A ROYAL Navy minehunter docked in Poole Quay for a brief visit.
HMS Cattistock, a 650-tonne Hunt Class warship adopted by the borough, invited residents on board for a tour on Saturday.
The ship made her first UK landfall in Poole after returning from a three-month NATO mission in the Mediterranean, travelling everywhere from Sicily to Gibraltar and Algeria.
She was open to visitors for three hours before sailing back to her home port, Portsmouth.
Commanding Officer, Lieutenant Commander Stephen Higham, said: “It’s incredibly important to have this bond with Poole.
“We are very proud of our Dorset links. When we are away, we do our best to advertise the beautiful county of Dorset.
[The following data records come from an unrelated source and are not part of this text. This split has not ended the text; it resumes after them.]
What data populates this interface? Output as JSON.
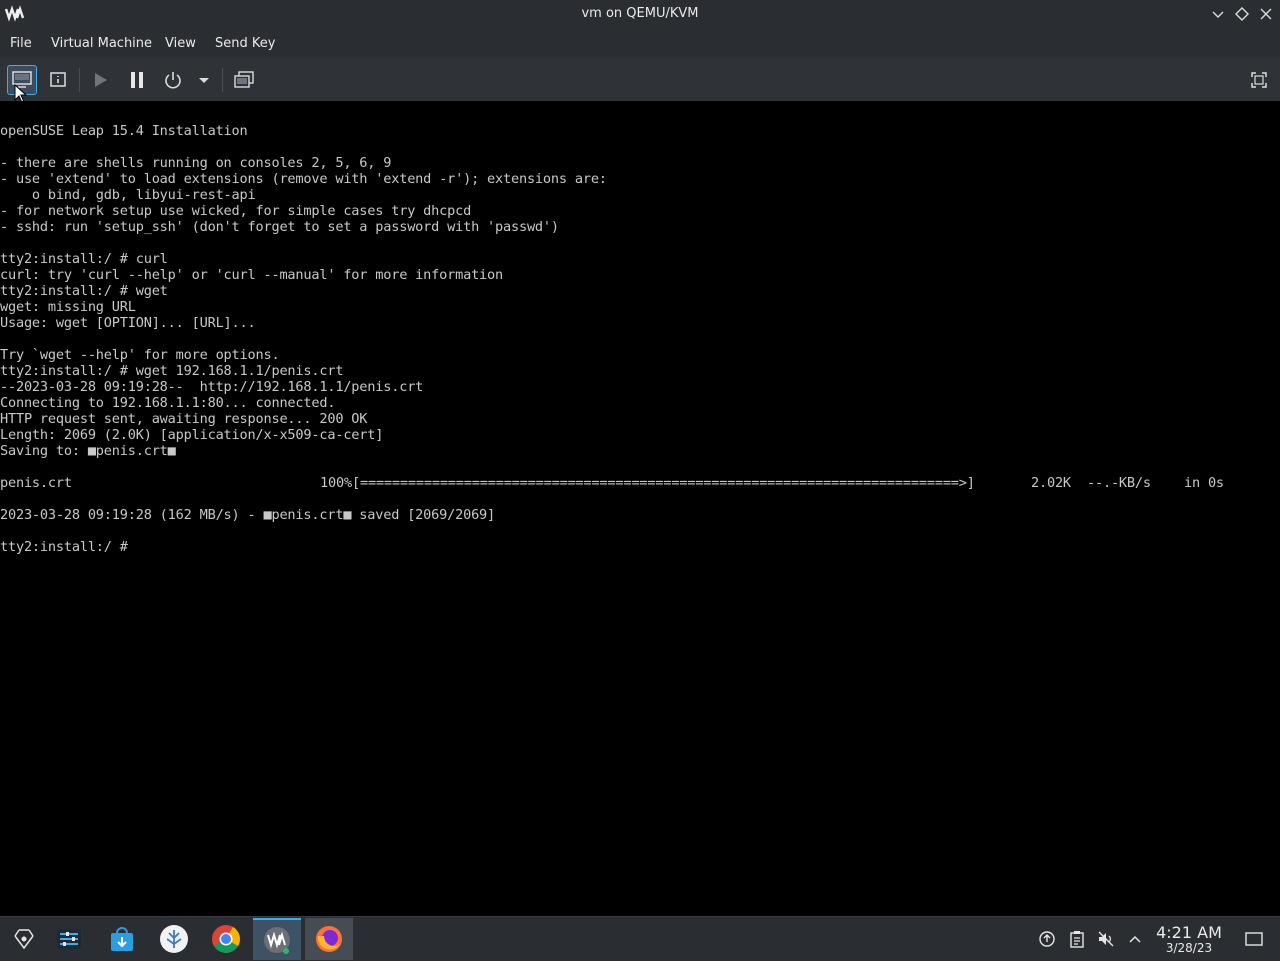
{
  "window": {
    "title": "vm on QEMU/KVM",
    "icons": [
      "vm-logo-icon",
      "minimize-icon",
      "maximize-icon",
      "close-icon"
    ]
  },
  "menu": {
    "items": [
      "File",
      "Virtual Machine",
      "View",
      "Send Key"
    ]
  },
  "toolbar": {
    "buttons": [
      "console-view-icon",
      "details-view-icon",
      "run-icon",
      "pause-icon",
      "power-icon",
      "power-menu-chevron-icon",
      "snapshots-icon",
      "fullscreen-icon"
    ]
  },
  "console": {
    "lines": [
      "openSUSE Leap 15.4 Installation",
      "",
      "- there are shells running on consoles 2, 5, 6, 9",
      "- use 'extend' to load extensions (remove with 'extend -r'); extensions are:",
      "    o bind, gdb, libyui-rest-api",
      "- for network setup use wicked, for simple cases try dhcpcd",
      "- sshd: run 'setup_ssh' (don't forget to set a password with 'passwd')",
      "",
      "tty2:install:/ # curl",
      "curl: try 'curl --help' or 'curl --manual' for more information",
      "tty2:install:/ # wget",
      "wget: missing URL",
      "Usage: wget [OPTION]... [URL]...",
      "",
      "Try `wget --help' for more options.",
      "tty2:install:/ # wget 192.168.1.1/penis.crt",
      "--2023-03-28 09:19:28--  http://192.168.1.1/penis.crt",
      "Connecting to 192.168.1.1:80... connected.",
      "HTTP request sent, awaiting response... 200 OK",
      "Length: 2069 (2.0K) [application/x-x509-ca-cert]",
      "Saving to: ■penis.crt■",
      "",
      "",
      "",
      "2023-03-28 09:19:28 (162 MB/s) - ■penis.crt■ saved [2069/2069]",
      "",
      "tty2:install:/ # "
    ],
    "progress": {
      "filename": "penis.crt",
      "percent_label": "100%",
      "bar": "[===========================================================================>]",
      "size": "2.02K",
      "rate": "--.-KB/s",
      "eta": "in 0s",
      "percent": 100
    }
  },
  "taskbar": {
    "apps": [
      "app-launcher-icon",
      "task-manager-icon",
      "discover-store-icon",
      "vm-manager-icon",
      "chrome-icon",
      "virt-manager-window-icon",
      "firefox-icon"
    ],
    "tray": [
      "network-updates-icon",
      "clipboard-icon",
      "volume-muted-icon",
      "tray-expand-icon",
      "show-desktop-icon"
    ],
    "time": "4:21 AM",
    "date": "3/28/23"
  }
}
We also regularly offer up Dorset products, including cheese and Dorset Knob biscuits.”
He said the people of Poole have shown a “humbling amount of support and commitment”.
Since February, the ship’s company has served in a number of operations and exercises, as well as providing force security.
The crew took part in a major multinational mine hunting exercise off Spain with ships, submarines and aircraft from Spain, France and Turkey.
The exercise tested NATO forces against a variety of threats while fighting the battle to disarm mines.
Gunnery officer, Lieutenant Euan Martin, said: “We have a motto here – train fast, fight easy.
“We do as much training as we can so when a real situation happens, we’re prepared.”
Lt Cdr Higham said: “Seventy five per cent of the UK’s goods are imported by sea.
“It’s our job to make sure the seas are safe and protect the UK’s interests.”
He said the ship, constructed out of glass-reinforced plastic, has the “magnetic signature of a tin dinghy”, which protects it from certain types of mine.
HMS Cattistock normally patrols the Arab Gulf.